"Temperatures are slightly warmer in the Midwest and Delta."
In the 11-15 day outlook too, not that this attracts so much
attention given the increased potential for it proving wrong, "the forecast has
trended drier in the western Midwest, northern Plains, and Prairies," the
weather service said.
"That said, the temperature forecast is cooler in the
And this when weekly US Department of Agriculture data due is
expected to show the condition of US corn, and soybean, crops deteriorating a touch last week, by 1-2 points in
the proportion rated "good" or "excellent".
"Ratings should stabilise and work higher into late August
if rains late next week materialise," Richard Feltes at RJ O'Brien said late on
So without the rains…?
Weather conditions are especially important for soybeans,
which are undertaking their vulnerable pod-setting period, with corn largely past
its sensitive pollination stage, although still requiring moisture to maximise
its yield potential.
Hedge fund selling
It has to be restated that US corn and soybean crop ratings
would still count as strong even with a couple of points knocked off the good
and excellent figures.
Nonetheless, as an extra support for bulls, regulatory data
late on Friday showed hedge funds extending their reduction of their net long
position in agricultural commodities, at least meaning less long positions now
In soybeans, they actually reduced short positions by nearly
10,000 lots, but remained net short, a rare occurrence, and one which has a
habit of proving short-lived.
In corn, speculators cut their net long position by more
than 7,000 contracts to a five-month low of 63,024 lots.
Strong Dalian prices
Soybeans for November added 0.4% to $10.63 a bushel,
recovering from a contract low of $10.54 a bushel reached in early deals.
On the negative side for the oilseeds complex, cargo
surveyor SGS estimated Malaysian palm
oil exports down 2.8% last month, sending prices of the vegetable oil down
1.0% to 2,262 ringgit a tonne in Kuala Lumpur.
Rival vegetable oil soyoil
lagged a touch in Chicago, adding 0.1% to 35.74 cents a pound for December
Meanwhile, Strategie Grains raised, again, its estimate for
the European Union rapeseed crop, by
400,000 tonnes to a record 22.9m tonnes.
However, extra support for soybeans came from the Dalian
exchange in China, the top importer, ending 1.0% higher at 4,497 yuan a tonne.
Still, back in Chicago, wheat
did better, adding 1.8% to $5.43 ¾ a bushel for September delivery, looking for
its first close above its 20-day moving average since May.
Besides being helped by the boost in corn and soybeans,
concerns over the quality of Europe's production remain alive thanks to harvest
time rains which, in encouraging sprouting, threaten quality.
Indeed, there is the prospect of further damage, with MDA
noting that "rains across central areas this week will slow wheat harvesting
and lower quality".
And while concern has focused on France, the EU's top wheat
producer and exporter, it is "not the only country to suffer quality problems",

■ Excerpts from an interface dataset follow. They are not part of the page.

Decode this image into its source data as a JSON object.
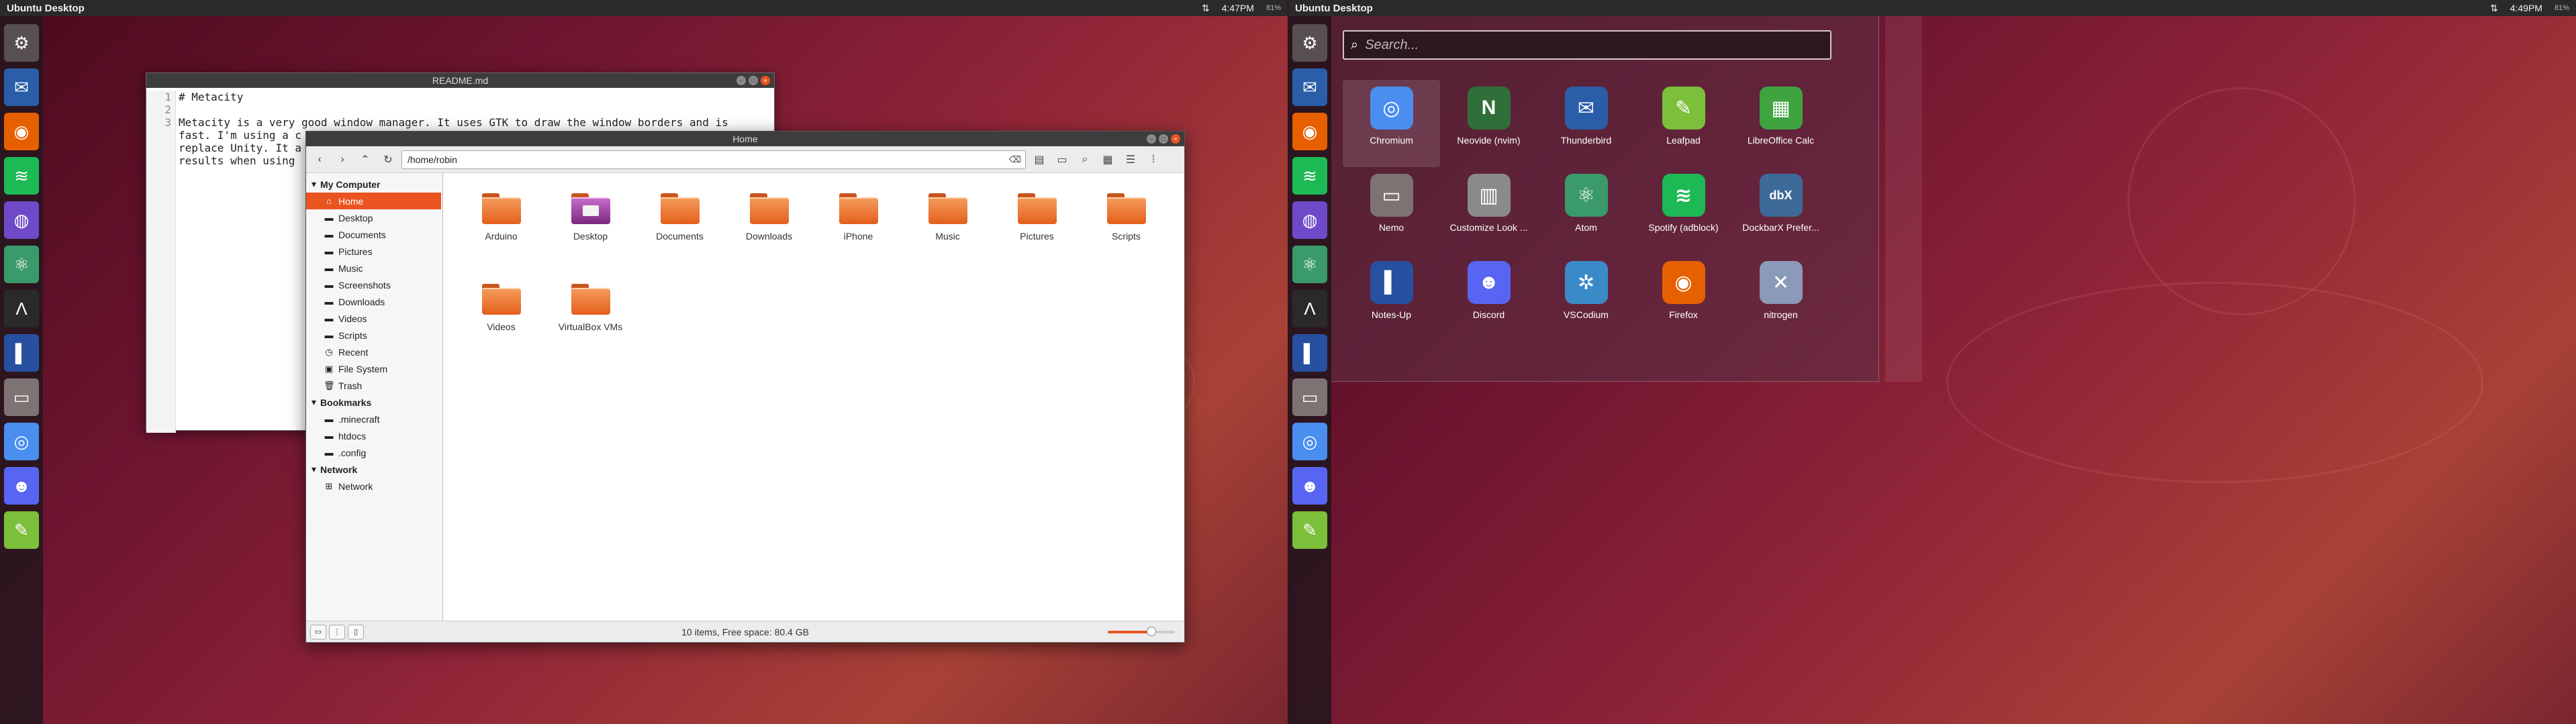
{
  "left_screen": {
    "topbar": {
      "title": "Ubuntu Desktop",
      "time": "4:47PM",
      "battery": "81%"
    },
    "editor": {
      "title": "README.md",
      "line_numbers": [
        "1",
        "2",
        "3"
      ],
      "lines": [
        "# Metacity",
        "",
        "Metacity is a very good window manager. It uses GTK to draw the window borders and is",
        "fast. I'm using a c",
        "replace Unity. It a",
        "results when using"
      ]
    },
    "file_manager": {
      "title": "Home",
      "path": "/home/robin",
      "sidebar": [
        {
          "type": "section",
          "label": "My Computer"
        },
        {
          "type": "item",
          "label": "Home",
          "icon": "home-icon",
          "selected": true
        },
        {
          "type": "item",
          "label": "Desktop",
          "icon": "folder-icon"
        },
        {
          "type": "item",
          "label": "Documents",
          "icon": "folder-icon"
        },
        {
          "type": "item",
          "label": "Pictures",
          "icon": "folder-icon"
        },
        {
          "type": "item",
          "label": "Music",
          "icon": "folder-icon"
        },
        {
          "type": "item",
          "label": "Screenshots",
          "icon": "folder-icon"
        },
        {
          "type": "item",
          "label": "Downloads",
          "icon": "folder-icon"
        },
        {
          "type": "item",
          "label": "Videos",
          "icon": "folder-icon"
        },
        {
          "type": "item",
          "label": "Scripts",
          "icon": "folder-icon"
        },
        {
          "type": "item",
          "label": "Recent",
          "icon": "clock-icon"
        },
        {
          "type": "item",
          "label": "File System",
          "icon": "drive-icon"
        },
        {
          "type": "item",
          "label": "Trash",
          "icon": "trash-icon"
        },
        {
          "type": "section",
          "label": "Bookmarks"
        },
        {
          "type": "item",
          "label": ".minecraft",
          "icon": "folder-icon"
        },
        {
          "type": "item",
          "label": "htdocs",
          "icon": "folder-icon"
        },
        {
          "type": "item",
          "label": ".config",
          "icon": "folder-icon"
        },
        {
          "type": "section",
          "label": "Network"
        },
        {
          "type": "item",
          "label": "Network",
          "icon": "network-icon"
        }
      ],
      "files": [
        {
          "name": "Arduino",
          "kind": "folder"
        },
        {
          "name": "Desktop",
          "kind": "desktop"
        },
        {
          "name": "Documents",
          "kind": "folder"
        },
        {
          "name": "Downloads",
          "kind": "folder"
        },
        {
          "name": "iPhone",
          "kind": "folder"
        },
        {
          "name": "Music",
          "kind": "folder"
        },
        {
          "name": "Pictures",
          "kind": "folder"
        },
        {
          "name": "Scripts",
          "kind": "folder"
        },
        {
          "name": "Videos",
          "kind": "folder"
        },
        {
          "name": "VirtualBox VMs",
          "kind": "folder"
        }
      ],
      "status": "10 items, Free space: 80.4 GB",
      "zoom_level": 0.65
    }
  },
  "right_screen": {
    "topbar": {
      "title": "Ubuntu Desktop",
      "time": "4:49PM",
      "battery": "81%"
    },
    "dash": {
      "search_placeholder": "Search...",
      "apps": [
        {
          "name": "Chromium",
          "icon": "chromium-icon",
          "color": "#4a8ef0",
          "glyph": "◎",
          "selected": true
        },
        {
          "name": "Neovide (nvim)",
          "icon": "neovim-icon",
          "color": "#2f6f3a",
          "glyph": "N"
        },
        {
          "name": "Thunderbird",
          "icon": "thunderbird-icon",
          "color": "#2a5ea8",
          "glyph": "✉"
        },
        {
          "name": "Leafpad",
          "icon": "leafpad-icon",
          "color": "#7cbf3a",
          "glyph": "✎"
        },
        {
          "name": "LibreOffice Calc",
          "icon": "libreoffice-calc-icon",
          "color": "#3fa33f",
          "glyph": "▦"
        },
        {
          "name": "Nemo",
          "icon": "nemo-icon",
          "color": "#7d7373",
          "glyph": "▭"
        },
        {
          "name": "Customize Look ...",
          "icon": "customize-look-icon",
          "color": "#8a8a8a",
          "glyph": "▥"
        },
        {
          "name": "Atom",
          "icon": "atom-icon",
          "color": "#3a9a6a",
          "glyph": "⚛"
        },
        {
          "name": "Spotify (adblock)",
          "icon": "spotify-icon",
          "color": "#1db954",
          "glyph": "≋"
        },
        {
          "name": "DockbarX Prefer...",
          "icon": "dockbarx-icon",
          "color": "#3e6a9a",
          "glyph": "dbX"
        },
        {
          "name": "Notes-Up",
          "icon": "notes-up-icon",
          "color": "#2850a0",
          "glyph": "▌"
        },
        {
          "name": "Discord",
          "icon": "discord-icon",
          "color": "#5865f2",
          "glyph": "☻"
        },
        {
          "name": "VSCodium",
          "icon": "vscodium-icon",
          "color": "#3a8ac8",
          "glyph": "✲"
        },
        {
          "name": "Firefox",
          "icon": "firefox-icon",
          "color": "#e66000",
          "glyph": "◉"
        },
        {
          "name": "nitrogen",
          "icon": "nitrogen-icon",
          "color": "#8a9ab8",
          "glyph": "✕"
        }
      ]
    }
  },
  "launcher": [
    {
      "name": "settings-icon",
      "glyph": "⚙",
      "color": "#585050"
    },
    {
      "name": "thunderbird-icon",
      "glyph": "✉",
      "color": "#2a5ea8"
    },
    {
      "name": "firefox-icon",
      "glyph": "◉",
      "color": "#e66000"
    },
    {
      "name": "spotify-icon",
      "glyph": "≋",
      "color": "#1db954"
    },
    {
      "name": "github-icon",
      "glyph": "◍",
      "color": "#6e4ac8"
    },
    {
      "name": "atom-icon",
      "glyph": "⚛",
      "color": "#3a9a6a"
    },
    {
      "name": "arduino-icon",
      "glyph": "Λ",
      "color": "#2a2a2a"
    },
    {
      "name": "notes-icon",
      "glyph": "▌",
      "color": "#2850a0"
    },
    {
      "name": "nemo-icon",
      "glyph": "▭",
      "color": "#7d7373"
    },
    {
      "name": "chromium-icon",
      "glyph": "◎",
      "color": "#4a8ef0"
    },
    {
      "name": "discord-icon",
      "glyph": "☻",
      "color": "#5865f2"
    },
    {
      "name": "leafpad-icon",
      "glyph": "✎",
      "color": "#7cbf3a"
    }
  ]
}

traders at a major European commodities house said.
"There are still question marks over the Hagberg levels in
southern Germany and, overall, the German crop seems to be about 0.5 percentage
points lower in protein than the norm."

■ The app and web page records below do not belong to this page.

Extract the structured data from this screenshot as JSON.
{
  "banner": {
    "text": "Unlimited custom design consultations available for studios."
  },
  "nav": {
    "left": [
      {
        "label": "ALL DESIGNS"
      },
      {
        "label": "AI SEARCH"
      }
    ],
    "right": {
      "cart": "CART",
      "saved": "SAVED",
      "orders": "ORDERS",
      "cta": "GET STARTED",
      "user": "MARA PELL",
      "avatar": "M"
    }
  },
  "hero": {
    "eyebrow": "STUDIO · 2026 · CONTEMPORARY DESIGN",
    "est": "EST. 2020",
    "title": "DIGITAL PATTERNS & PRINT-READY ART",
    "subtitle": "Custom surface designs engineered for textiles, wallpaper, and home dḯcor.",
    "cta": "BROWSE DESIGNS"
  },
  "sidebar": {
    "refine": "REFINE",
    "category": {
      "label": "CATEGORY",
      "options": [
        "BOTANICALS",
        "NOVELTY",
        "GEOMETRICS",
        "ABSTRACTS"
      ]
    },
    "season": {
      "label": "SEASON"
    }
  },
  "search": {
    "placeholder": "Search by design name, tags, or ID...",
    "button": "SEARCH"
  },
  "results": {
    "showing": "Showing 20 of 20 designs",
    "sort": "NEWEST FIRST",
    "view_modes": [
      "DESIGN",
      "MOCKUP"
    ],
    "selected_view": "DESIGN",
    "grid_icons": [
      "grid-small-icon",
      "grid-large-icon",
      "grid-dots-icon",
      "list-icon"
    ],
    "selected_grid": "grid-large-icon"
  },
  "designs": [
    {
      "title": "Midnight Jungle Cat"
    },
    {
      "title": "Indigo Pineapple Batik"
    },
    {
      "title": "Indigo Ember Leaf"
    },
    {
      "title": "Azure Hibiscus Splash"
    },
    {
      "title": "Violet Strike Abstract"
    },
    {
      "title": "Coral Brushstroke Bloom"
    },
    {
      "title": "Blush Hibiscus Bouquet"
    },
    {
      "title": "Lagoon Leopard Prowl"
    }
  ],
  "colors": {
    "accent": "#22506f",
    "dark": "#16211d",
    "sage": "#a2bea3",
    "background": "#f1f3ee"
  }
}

Hedge fund selldown
As an extra support, hedge funds' negative positioning is
particularly notable in the grain, with the net short in Chicago futures and

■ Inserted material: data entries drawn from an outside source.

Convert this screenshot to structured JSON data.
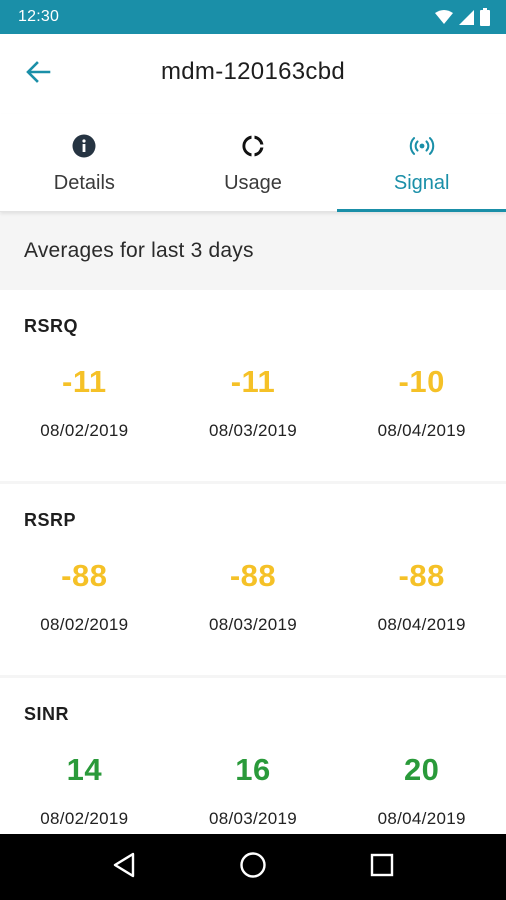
{
  "status_bar": {
    "time": "12:30",
    "icons": [
      "wifi-icon",
      "cell-signal-icon",
      "battery-icon"
    ]
  },
  "app_bar": {
    "title": "mdm-120163cbd",
    "back_icon": "arrow-back-icon"
  },
  "tabs": [
    {
      "label": "Details",
      "icon": "info-icon",
      "active": false
    },
    {
      "label": "Usage",
      "icon": "donut-chart-icon",
      "active": false
    },
    {
      "label": "Signal",
      "icon": "signal-broadcast-icon",
      "active": true
    }
  ],
  "section": {
    "heading": "Averages for last 3 days"
  },
  "metrics": [
    {
      "name": "RSRQ",
      "color": "#f5c127",
      "readings": [
        {
          "value": "-11",
          "date": "08/02/2019"
        },
        {
          "value": "-11",
          "date": "08/03/2019"
        },
        {
          "value": "-10",
          "date": "08/04/2019"
        }
      ]
    },
    {
      "name": "RSRP",
      "color": "#f5c127",
      "readings": [
        {
          "value": "-88",
          "date": "08/02/2019"
        },
        {
          "value": "-88",
          "date": "08/03/2019"
        },
        {
          "value": "-88",
          "date": "08/04/2019"
        }
      ]
    },
    {
      "name": "SINR",
      "color": "#2a9a3a",
      "readings": [
        {
          "value": "14",
          "date": "08/02/2019"
        },
        {
          "value": "16",
          "date": "08/03/2019"
        },
        {
          "value": "20",
          "date": "08/04/2019"
        }
      ]
    }
  ],
  "colors": {
    "accent": "#1a8fa8",
    "warning_value": "#f5c127",
    "good_value": "#2a9a3a"
  },
  "nav_bar": {
    "icons": [
      "back-triangle-icon",
      "home-circle-icon",
      "recents-square-icon"
    ]
  }
}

options down 17,000 contracts in the week to last Tuesday to nearly 72,000
That is the second lowest on records going back to 2006,
questioning the extent of unfulfilled appetite for selling.
For Kansas City hard red winter wheat, the selling has been
less marked, a reflection of the quality concerns in Europe, and a drought-hit
crop in the US.
Although, at a bit under 13,000 lots, the net long is the smallest in
five months, Kansas City wheat for September underperformed in adding 1.2% to
$6.40 ½ a bushel.
Among soft commodities, arabica
coffee started strong, adding 1.3% to 194.90 cents a pound for September
delivery, with a profit-taking wave on Friday deemed overdone, given the
growing confirmation of a poor Brazilian harvest.
But raw sugar did
better, soaring 2.1% to 16.70 cents a pound after another fire at sugar
facilities at the Brazilian port of Santos.
This time, it was two warehouses owned by Cosan, the listed
sugar and ethanol giant, with capacity of holding 550,000 tonnes of the
sweetener which were damaged. In October, Copersucar's export terminal was
The bigger concern is
what this means to sugar exports from Santos, which has capacity for selling 12m
tonnes of sugar a year.